Measures to reduce waste and increase recycling
Pandox wants to improve waste management to create a circular approach. In 2022 two new targets were adopted for Pandox-operated hotels in the Operator Activities segment to reduce the volume of waste to 1.0 kg per guest night by 2025 and to the EU level of 0.6 kg no later than 2030. The average for a normal year at hotels operated by Pandox is 1.5 kg per guest night.
In 2022 it averaged 1.2 kg per guest night. The second target is for recycling and for hotels to recycle 65 percent no later than 2025 and to reach the EU level of 85 percent by 2030. In 2022 this level was 53 percent. During the year individual action plans were produced for 13 of the 16 hotels that are part of the green investment programme. The action plans are based on the waste analysis performed in 2021. The challenge is to understand the entire waste stream. Although the guests are given the opportunity to sort waste in their hotel room, this is not effective unless the cleaning staff have the same possibility to sort waste in their cleaning carts. The measures produced therefore involve the majority of the departments that are responsibility for food and beverages, cleaning, offices and technology. This ensures that waste is minimised throughout the guest’s stay.
Examples of measures introduced are that the hotels have started using bulk dispensers for jam, butter and honey instead of individually packaged items, they have installed yogurt machines instead of individual plastic cartons and are requiring clean linen suppliers to deliver linens wrapped in fabric instead of plastic wrap to reduce plastic use. The next step will be to improve visibility and monitoring of target fulfilment for general managers and their employees in their daily work. This will be introduced in 2023.
Reduced waste at Pandox-operated hotels

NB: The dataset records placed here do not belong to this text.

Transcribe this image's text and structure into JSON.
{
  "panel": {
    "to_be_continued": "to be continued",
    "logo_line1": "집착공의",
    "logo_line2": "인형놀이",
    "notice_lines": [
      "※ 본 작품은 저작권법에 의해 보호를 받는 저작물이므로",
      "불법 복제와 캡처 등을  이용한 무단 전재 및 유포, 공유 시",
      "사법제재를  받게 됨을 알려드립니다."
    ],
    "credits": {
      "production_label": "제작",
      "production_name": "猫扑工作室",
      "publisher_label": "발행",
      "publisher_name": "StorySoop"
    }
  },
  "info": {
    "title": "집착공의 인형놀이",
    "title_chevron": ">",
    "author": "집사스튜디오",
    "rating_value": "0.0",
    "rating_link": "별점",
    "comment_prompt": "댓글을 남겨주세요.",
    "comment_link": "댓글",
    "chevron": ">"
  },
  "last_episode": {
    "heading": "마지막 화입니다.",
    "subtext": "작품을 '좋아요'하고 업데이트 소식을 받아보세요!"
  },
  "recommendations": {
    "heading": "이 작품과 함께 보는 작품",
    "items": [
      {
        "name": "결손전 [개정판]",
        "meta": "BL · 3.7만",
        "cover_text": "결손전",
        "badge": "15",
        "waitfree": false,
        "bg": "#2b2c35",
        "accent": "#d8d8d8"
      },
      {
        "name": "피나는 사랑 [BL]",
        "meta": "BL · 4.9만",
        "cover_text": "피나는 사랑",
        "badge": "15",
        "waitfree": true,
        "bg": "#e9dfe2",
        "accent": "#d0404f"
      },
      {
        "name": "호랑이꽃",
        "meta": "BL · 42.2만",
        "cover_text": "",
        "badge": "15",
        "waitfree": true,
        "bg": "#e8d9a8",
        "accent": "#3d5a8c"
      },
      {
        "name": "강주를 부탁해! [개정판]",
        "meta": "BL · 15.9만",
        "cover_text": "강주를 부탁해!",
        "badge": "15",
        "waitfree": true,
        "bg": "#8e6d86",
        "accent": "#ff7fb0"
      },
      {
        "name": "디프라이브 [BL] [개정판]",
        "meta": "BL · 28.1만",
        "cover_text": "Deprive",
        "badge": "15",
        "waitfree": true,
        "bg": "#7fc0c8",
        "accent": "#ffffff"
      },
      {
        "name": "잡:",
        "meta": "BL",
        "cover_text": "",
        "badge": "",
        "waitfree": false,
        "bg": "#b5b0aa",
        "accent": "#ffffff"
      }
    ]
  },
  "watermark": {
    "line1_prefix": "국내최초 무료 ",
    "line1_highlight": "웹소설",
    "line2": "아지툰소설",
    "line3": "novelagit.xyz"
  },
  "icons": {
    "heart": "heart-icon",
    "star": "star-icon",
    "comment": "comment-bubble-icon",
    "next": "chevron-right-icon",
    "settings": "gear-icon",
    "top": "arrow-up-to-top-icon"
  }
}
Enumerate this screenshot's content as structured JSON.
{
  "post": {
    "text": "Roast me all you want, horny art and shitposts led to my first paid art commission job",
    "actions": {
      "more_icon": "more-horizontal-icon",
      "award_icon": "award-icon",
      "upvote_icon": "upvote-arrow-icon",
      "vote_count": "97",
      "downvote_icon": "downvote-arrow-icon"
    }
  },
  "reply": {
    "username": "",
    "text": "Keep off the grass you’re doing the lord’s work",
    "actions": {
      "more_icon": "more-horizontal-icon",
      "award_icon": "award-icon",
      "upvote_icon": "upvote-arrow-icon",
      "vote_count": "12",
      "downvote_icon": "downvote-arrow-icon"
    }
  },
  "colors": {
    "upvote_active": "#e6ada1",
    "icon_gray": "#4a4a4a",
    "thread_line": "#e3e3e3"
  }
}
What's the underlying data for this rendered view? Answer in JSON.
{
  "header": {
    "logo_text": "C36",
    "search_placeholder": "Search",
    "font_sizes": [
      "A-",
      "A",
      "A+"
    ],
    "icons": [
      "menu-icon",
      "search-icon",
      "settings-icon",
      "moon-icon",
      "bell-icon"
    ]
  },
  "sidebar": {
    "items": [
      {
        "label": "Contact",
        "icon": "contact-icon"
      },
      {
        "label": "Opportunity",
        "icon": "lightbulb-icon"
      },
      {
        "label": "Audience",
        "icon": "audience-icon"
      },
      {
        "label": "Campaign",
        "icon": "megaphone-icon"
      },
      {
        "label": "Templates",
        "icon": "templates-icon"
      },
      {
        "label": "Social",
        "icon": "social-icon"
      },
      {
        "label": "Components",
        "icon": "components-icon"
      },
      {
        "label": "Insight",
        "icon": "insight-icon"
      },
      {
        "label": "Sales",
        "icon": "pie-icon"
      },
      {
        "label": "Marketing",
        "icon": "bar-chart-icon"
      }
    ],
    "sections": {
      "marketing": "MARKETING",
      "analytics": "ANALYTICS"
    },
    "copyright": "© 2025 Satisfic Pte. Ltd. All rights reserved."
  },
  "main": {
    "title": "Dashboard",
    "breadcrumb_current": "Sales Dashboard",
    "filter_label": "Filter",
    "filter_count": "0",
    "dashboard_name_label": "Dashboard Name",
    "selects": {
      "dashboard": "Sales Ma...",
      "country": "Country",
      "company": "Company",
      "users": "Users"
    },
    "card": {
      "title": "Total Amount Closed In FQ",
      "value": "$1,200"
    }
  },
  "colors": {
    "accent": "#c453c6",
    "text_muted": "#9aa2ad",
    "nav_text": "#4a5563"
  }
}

On average, food waste represents 4–12 percent of a hotel’s food costs. More than one third of all food globally is thrown away, which corresponds to around 10 percent of global GHG emissions.
Pandox has enlisted the help of a foodtech company that has a system to categorise and register all food that is thrown away. The system makes it possible for hotels to identify which types of food are going to waste and whether waste occurs before or after consumption, i.e. in food preparation in the kitchen or as waste from plates. It is also possible to identify where waste occurs in the hotel, such at banquets and conferences or from breakfast buffets. The system has AI technology that learns to identify the food thrown away. This will eliminate the need for manual categorisation in the future, with the process taking place automatically within a year. The aim of the project is to increase awareness of overproduction and to improve purchase planning.
During the first quarter of 2022 Pandox rolled out its food waste programme at 15 of the 20 hotels it operates with the aim of reducing food waste by an average of 30 percent per hotel from the beginning of 2023. Five hotels are not participating in the program since they don’t have a sufficient food offering for the project to be relevant or were not in operation during the year. Connectivity issues and technical problems at three of the hotels have also caused delays in using the programme. At 12 of the 15 hotels that have implemented the system, the average food categorisation accuracy was 92 percent and food waste decreased by an average of 23 percent.
The hotel has gained invaluable insights into what their main food waste is, which has enabled them to design waste reduction strategies based on the result. Examples of measures are reducing plate size and using Too Good To Go, an app for surplus food that enables hotels to sell unused food at a discount. Hotel Indigo in Brussels has also produced instructions for how chefs are to handle leftover products and the food waste that occurs in the preparation of each dish on the menu. The purchasing process has also been improved, resulting in a reduction in the amount of food purchased that is often thrown away.